■ **Problem details**: Set the data down again, exactly as it reads, but without the pictures.

■ **Exercise input**:
....

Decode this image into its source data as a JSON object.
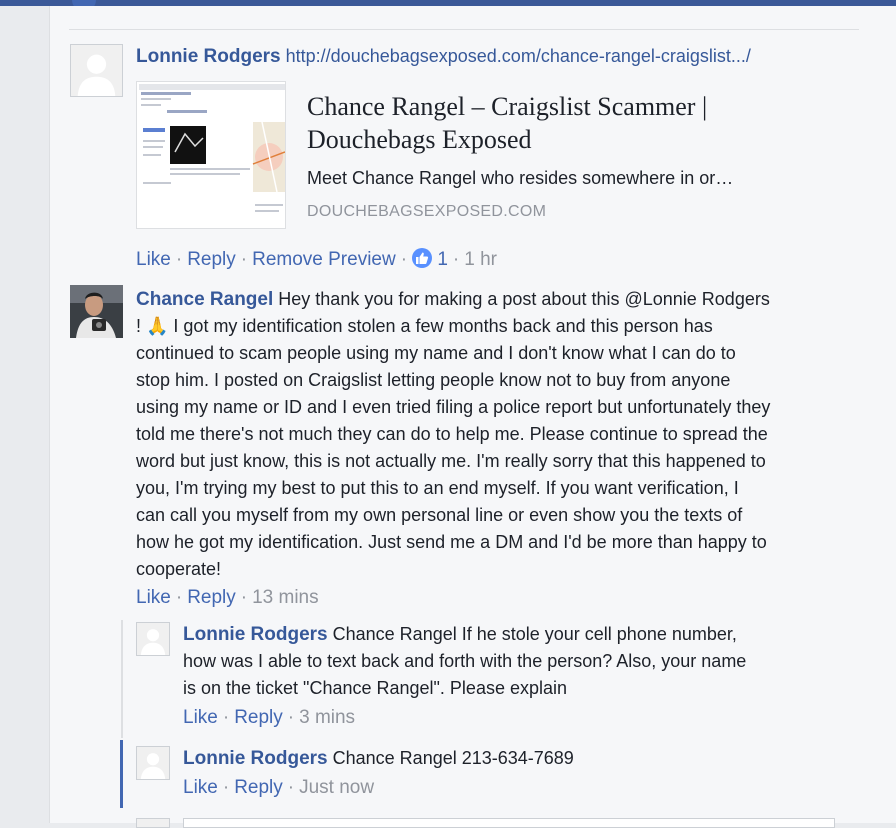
{
  "post": {
    "author": "Lonnie Rodgers",
    "link_text": "http://douchebagsexposed.com/chance-rangel-craigslist.../",
    "preview": {
      "title_line1": "Chance Rangel – Craigslist Scammer |",
      "title_line2": "Douchebags Exposed",
      "description": "Meet Chance Rangel who resides somewhere in or…",
      "domain": "DOUCHEBAGSEXPOSED.COM"
    },
    "actions": {
      "like": "Like",
      "reply": "Reply",
      "remove_preview": "Remove Preview",
      "like_count": "1",
      "time": "1 hr"
    }
  },
  "comment": {
    "author": "Chance Rangel",
    "lines": [
      "Hey thank you for making a post about this @Lonnie Rodgers",
      "! 🙏 I got my identification stolen a few months back and this person has",
      "continued to scam people using my name and I don't know what I can do to",
      "stop him. I posted on Craigslist letting people know not to buy from anyone",
      "using my name or ID and I even tried filing a police report but unfortunately they",
      "told me there's not much they can do to help me. Please continue to spread the",
      "word but just know, this is not actually me. I'm really sorry that this happened to",
      "you, I'm trying my best to put this to an end myself. If you want verification, I",
      "can call you myself from my own personal line or even show you the texts of",
      "how he got my identification. Just send me a DM and I'd be more than happy to",
      "cooperate!"
    ],
    "actions": {
      "like": "Like",
      "reply": "Reply",
      "time": "13 mins"
    }
  },
  "replies": [
    {
      "author": "Lonnie Rodgers",
      "lines": [
        "Chance Rangel If he stole your cell phone number,",
        "how was I able to text back and forth with the person? Also, your name",
        "is on the ticket \"Chance Rangel\". Please explain"
      ],
      "actions": {
        "like": "Like",
        "reply": "Reply",
        "time": "3 mins"
      }
    },
    {
      "author": "Lonnie Rodgers",
      "lines": [
        "Chance Rangel 213-634-7689"
      ],
      "actions": {
        "like": "Like",
        "reply": "Reply",
        "time": "Just now"
      }
    }
  ],
  "colors": {
    "name_blue": "#365899",
    "action_blue": "#4267b2",
    "meta_gray": "#90949c",
    "like_badge": "#5890ff"
  }
}
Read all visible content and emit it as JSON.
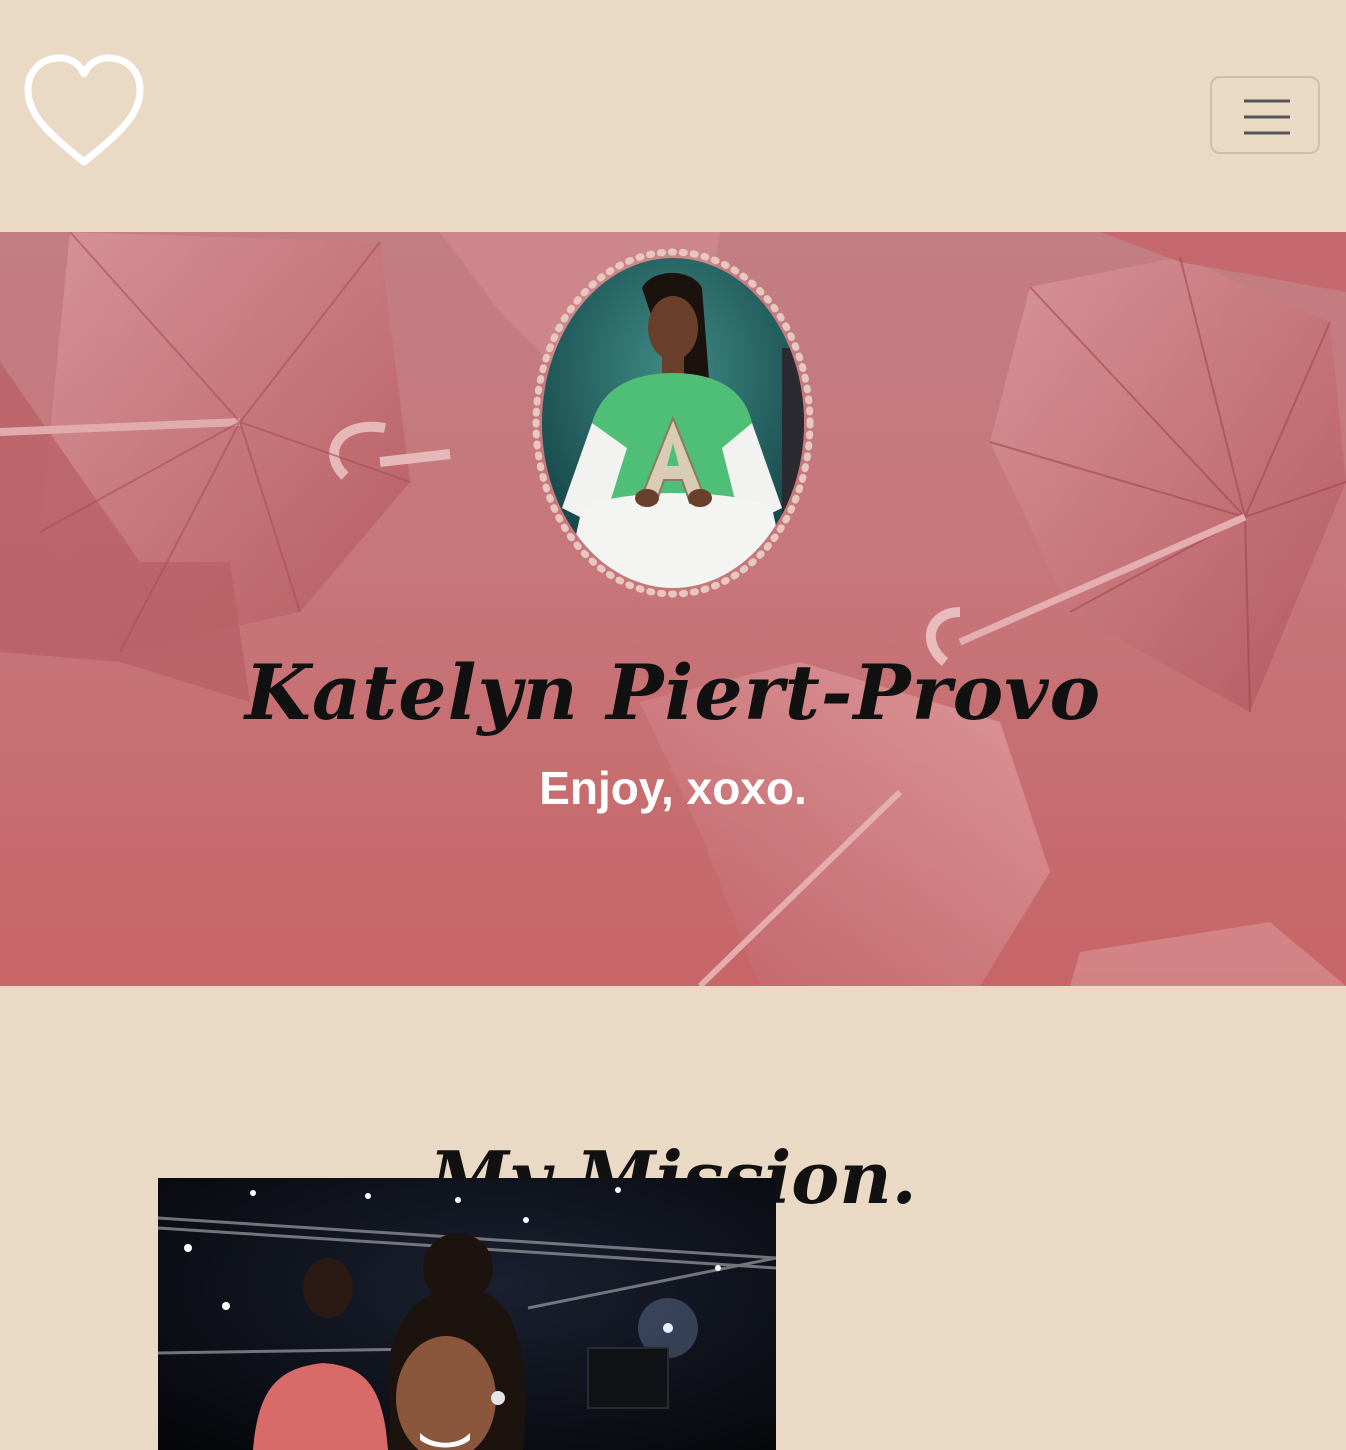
{
  "nav": {
    "logo_icon": "heart-outline-icon",
    "menu_icon": "hamburger-icon"
  },
  "hero": {
    "name": "Katelyn Piert-Provo",
    "tagline": "Enjoy, xoxo.",
    "background": "pink umbrellas",
    "portrait_letter": "A"
  },
  "mission": {
    "title": "My Mission."
  },
  "colors": {
    "page_background": "#eadac5",
    "hero_background": "#c7767a",
    "menu_border": "#cdbfad",
    "menu_icon": "#555555",
    "heading_text": "#111111",
    "tagline_text": "#ffffff",
    "portrait_border": "#e8c7c0",
    "jacket_green": "#4fbf77"
  }
}
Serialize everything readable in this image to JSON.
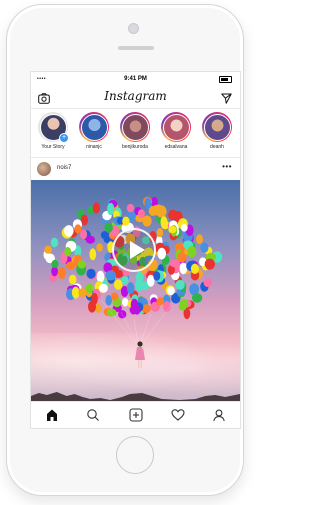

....

■ **Response area**:
Decode this image into its source data as a JSON object.
{
  "post": {
    "author": "Lonnie Rodgers",
    "link_text": "http://douchebagsexposed.com/chance-rangel-craigslist.../",
    "preview": {
      "title_line1": "Chance Rangel – Craigslist Scammer |",
      "title_line2": "Douchebags Exposed",
      "description": "Meet Chance Rangel who resides somewhere in or…",
      "domain": "DOUCHEBAGSEXPOSED.COM"
    },
    "actions": {
      "like": "Like",
      "reply": "Reply",
      "remove_preview": "Remove Preview",
      "like_count": "1",
      "time": "1 hr"
    }
  },
  "comment": {
    "author": "Chance Rangel",
    "lines": [
      "Hey thank you for making a post about this @Lonnie Rodgers",
      "! 🙏 I got my identification stolen a few months back and this person has",
      "continued to scam people using my name and I don't know what I can do to",
      "stop him. I posted on Craigslist letting people know not to buy from anyone",
      "using my name or ID and I even tried filing a police report but unfortunately they",
      "told me there's not much they can do to help me. Please continue to spread the",
      "word but just know, this is not actually me. I'm really sorry that this happened to",
      "you, I'm trying my best to put this to an end myself. If you want verification, I",
      "can call you myself from my own personal line or even show you the texts of",
      "how he got my identification. Just send me a DM and I'd be more than happy to",
      "cooperate!"
    ],
    "actions": {
      "like": "Like",
      "reply": "Reply",
      "time": "13 mins"
    }
  },
  "replies": [
    {
      "author": "Lonnie Rodgers",
      "lines": [
        "Chance Rangel If he stole your cell phone number,",
        "how was I able to text back and forth with the person? Also, your name",
        "is on the ticket \"Chance Rangel\". Please explain"
      ],
      "actions": {
        "like": "Like",
        "reply": "Reply",
        "time": "3 mins"
      }
    },
    {
      "author": "Lonnie Rodgers",
      "lines": [
        "Chance Rangel 213-634-7689"
      ],
      "actions": {
        "like": "Like",
        "reply": "Reply",
        "time": "Just now"
      }
    }
  ],
  "colors": {
    "name_blue": "#365899",
    "action_blue": "#4267b2",
    "meta_gray": "#90949c",
    "like_badge": "#5890ff"
  }
}
Read all visible content and emit it as JSON.
{
  "nav": {
    "logo_icon": "heart-outline-icon",
    "menu_icon": "hamburger-icon"
  },
  "hero": {
    "name": "Katelyn Piert-Provo",
    "tagline": "Enjoy, xoxo.",
    "background": "pink umbrellas",
    "portrait_letter": "A"
  },
  "mission": {
    "title": "My Mission."
  },
  "colors": {
    "page_background": "#eadac5",
    "hero_background": "#c7767a",
    "menu_border": "#cdbfad",
    "menu_icon": "#555555",
    "heading_text": "#111111",
    "tagline_text": "#ffffff",
    "portrait_border": "#e8c7c0",
    "jacket_green": "#4fbf77"
  }
}
Serialize everything readable in this image to JSON.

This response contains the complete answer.